The MIPS transaction saw the company sell almost 500 patents to a consortium led by AST and including British chipmaker ARM (MIPS was then acquired by Imagination Technologies). Such was the strength of the portfolio and the risk that it might fall into the hands of a non-practising entity or an industry competitor that the likes of ARM felt strongly motivated to step in.

McCurdy was taking part in a panel discussion at the recent IP Dealmakers Forum alongside Michael Friedman of Hilco IP Merchant Banking, Courtney Quish of Rovi and Mike Dansky of Berkeley Research Group. The session - “Getting good deals done” - was moderated by Elvir Causevic of Houlihan Lokey, which is handling the Yahoo! disposal. Causevic admitted that they had tried to create the same kind of competitive dynamic as the MIPS deal, which prompted McCurdy to make his comment about why he thought the Yahoo! assets hadn’t sold. The Provenance head described the MIPS rights as “an extraordinarily fundamental patent portfolio” and credited the company with doing “a good job of making sure that people knew there was a risk they might do a deal with an NPE”.

Of course, 2012, when the deal was done, feels like light years away from today’s patent climate. Anyone looking at the Yahoo! assets would naturally be concerned about eligibility challenges, thanks in large part to the Supreme Court’s Alice decision. There are also far fewer, well-capitalised NPEs on hand to acquire the assets and none (that I can think) which would be willing to pay cash upfront for a portfolio rather than get involved in some sort of privateering deal structure with the vast majority of the money changing hands once a deal had been done. 

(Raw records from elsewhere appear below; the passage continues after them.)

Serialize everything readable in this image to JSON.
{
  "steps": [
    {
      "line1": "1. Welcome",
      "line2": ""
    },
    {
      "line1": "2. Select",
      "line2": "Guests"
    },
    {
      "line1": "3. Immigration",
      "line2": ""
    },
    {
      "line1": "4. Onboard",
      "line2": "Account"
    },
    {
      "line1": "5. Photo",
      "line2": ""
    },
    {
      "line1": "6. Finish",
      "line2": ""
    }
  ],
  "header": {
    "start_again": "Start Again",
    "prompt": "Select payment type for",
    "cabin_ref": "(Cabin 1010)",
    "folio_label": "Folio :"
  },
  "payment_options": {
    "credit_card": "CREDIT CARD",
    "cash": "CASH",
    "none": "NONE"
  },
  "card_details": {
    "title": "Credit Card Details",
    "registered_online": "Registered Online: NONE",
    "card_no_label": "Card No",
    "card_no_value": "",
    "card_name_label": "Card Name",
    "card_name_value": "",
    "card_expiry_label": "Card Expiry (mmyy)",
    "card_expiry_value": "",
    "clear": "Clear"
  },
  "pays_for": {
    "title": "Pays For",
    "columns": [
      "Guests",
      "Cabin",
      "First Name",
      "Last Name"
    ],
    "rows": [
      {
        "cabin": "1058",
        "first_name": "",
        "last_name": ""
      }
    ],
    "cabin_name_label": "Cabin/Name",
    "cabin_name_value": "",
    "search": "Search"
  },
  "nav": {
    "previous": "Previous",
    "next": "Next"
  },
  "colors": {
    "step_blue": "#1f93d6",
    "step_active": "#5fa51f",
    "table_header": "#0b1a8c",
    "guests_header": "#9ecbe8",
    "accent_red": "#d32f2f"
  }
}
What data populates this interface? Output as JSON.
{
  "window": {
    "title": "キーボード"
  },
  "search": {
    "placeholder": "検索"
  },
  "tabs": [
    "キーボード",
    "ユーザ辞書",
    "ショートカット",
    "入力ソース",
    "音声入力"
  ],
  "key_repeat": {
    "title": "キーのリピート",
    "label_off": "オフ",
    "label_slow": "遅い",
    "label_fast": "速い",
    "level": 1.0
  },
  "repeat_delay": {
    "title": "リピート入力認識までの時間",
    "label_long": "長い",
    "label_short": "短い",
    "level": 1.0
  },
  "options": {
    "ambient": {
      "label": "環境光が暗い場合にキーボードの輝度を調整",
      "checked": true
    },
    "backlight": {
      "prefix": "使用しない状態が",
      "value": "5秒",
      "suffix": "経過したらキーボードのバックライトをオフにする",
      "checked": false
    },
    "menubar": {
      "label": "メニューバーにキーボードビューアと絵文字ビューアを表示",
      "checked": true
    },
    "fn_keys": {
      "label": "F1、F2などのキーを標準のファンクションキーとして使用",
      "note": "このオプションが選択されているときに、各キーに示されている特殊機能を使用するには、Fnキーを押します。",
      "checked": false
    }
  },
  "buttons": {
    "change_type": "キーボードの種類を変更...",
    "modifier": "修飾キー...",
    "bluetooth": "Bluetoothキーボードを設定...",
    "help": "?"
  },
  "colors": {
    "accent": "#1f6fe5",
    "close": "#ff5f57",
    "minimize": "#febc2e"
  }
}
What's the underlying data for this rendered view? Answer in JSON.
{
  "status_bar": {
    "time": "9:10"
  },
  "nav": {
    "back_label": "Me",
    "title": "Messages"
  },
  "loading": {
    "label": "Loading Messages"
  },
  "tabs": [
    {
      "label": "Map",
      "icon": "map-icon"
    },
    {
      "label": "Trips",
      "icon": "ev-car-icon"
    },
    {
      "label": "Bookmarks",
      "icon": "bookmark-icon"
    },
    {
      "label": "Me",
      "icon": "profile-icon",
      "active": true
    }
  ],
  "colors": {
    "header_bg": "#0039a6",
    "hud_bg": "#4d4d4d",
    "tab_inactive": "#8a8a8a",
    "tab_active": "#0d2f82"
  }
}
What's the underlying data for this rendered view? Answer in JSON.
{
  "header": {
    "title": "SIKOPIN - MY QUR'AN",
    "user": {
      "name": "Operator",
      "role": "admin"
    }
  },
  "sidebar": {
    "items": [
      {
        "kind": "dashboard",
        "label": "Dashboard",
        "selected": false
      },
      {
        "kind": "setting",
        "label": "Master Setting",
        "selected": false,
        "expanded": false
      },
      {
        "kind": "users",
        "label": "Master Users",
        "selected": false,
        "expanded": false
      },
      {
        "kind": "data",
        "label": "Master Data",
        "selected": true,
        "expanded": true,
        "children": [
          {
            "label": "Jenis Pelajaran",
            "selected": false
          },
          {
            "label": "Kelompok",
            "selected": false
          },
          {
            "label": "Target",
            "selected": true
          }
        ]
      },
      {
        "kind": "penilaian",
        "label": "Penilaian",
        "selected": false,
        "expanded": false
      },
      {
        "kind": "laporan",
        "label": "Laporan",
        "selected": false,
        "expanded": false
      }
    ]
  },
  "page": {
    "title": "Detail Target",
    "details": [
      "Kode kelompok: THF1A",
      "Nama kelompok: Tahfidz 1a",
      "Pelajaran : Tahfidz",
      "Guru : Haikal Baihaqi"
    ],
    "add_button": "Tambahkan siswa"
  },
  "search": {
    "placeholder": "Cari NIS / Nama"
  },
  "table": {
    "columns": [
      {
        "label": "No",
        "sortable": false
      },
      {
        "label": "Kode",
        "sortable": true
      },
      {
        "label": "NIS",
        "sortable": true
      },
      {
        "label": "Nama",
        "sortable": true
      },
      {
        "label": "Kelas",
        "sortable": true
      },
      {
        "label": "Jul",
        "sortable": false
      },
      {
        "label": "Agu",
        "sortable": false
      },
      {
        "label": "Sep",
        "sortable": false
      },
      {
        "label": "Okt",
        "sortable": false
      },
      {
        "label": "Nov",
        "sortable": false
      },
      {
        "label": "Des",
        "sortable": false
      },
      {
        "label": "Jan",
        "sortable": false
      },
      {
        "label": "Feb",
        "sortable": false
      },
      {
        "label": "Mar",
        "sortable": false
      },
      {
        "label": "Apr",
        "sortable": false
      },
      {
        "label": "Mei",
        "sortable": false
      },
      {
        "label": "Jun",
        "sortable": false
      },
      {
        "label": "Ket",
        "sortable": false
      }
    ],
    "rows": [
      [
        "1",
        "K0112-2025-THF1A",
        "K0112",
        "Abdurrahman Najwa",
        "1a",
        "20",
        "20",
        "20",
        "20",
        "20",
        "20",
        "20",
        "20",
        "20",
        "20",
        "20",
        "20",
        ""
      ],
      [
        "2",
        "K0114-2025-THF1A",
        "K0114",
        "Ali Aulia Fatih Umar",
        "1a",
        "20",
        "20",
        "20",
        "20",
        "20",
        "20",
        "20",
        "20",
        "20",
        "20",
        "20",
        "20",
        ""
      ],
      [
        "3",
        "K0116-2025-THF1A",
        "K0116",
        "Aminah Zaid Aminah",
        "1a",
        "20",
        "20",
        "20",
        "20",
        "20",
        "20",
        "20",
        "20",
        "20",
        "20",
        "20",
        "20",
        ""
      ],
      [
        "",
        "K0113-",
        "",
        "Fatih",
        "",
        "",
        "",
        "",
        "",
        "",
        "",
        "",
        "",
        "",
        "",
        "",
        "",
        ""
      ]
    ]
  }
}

As well as McCurdy’s comments, the panel discussion also looked at a range of other reasons for why patent transactions collapse. Friedman pointed out that deals often face competition from other assets such as real estate, which might be more appealing and perhaps better understood than an IP transaction. Plus dealmakers in the IP space still run up against a familiar narrative which can turn investors off. “The zeitgeist on Wall Street is that anyone who asserts a patent is a troll,” Friedman commented. “We’ve had deals fall apart because an investor has this irrational fear of assertion.” Creating a competitive dynamic for patent assets with that kind of concern is still a huge challenge for dealmakers. Just ask Yahoo!.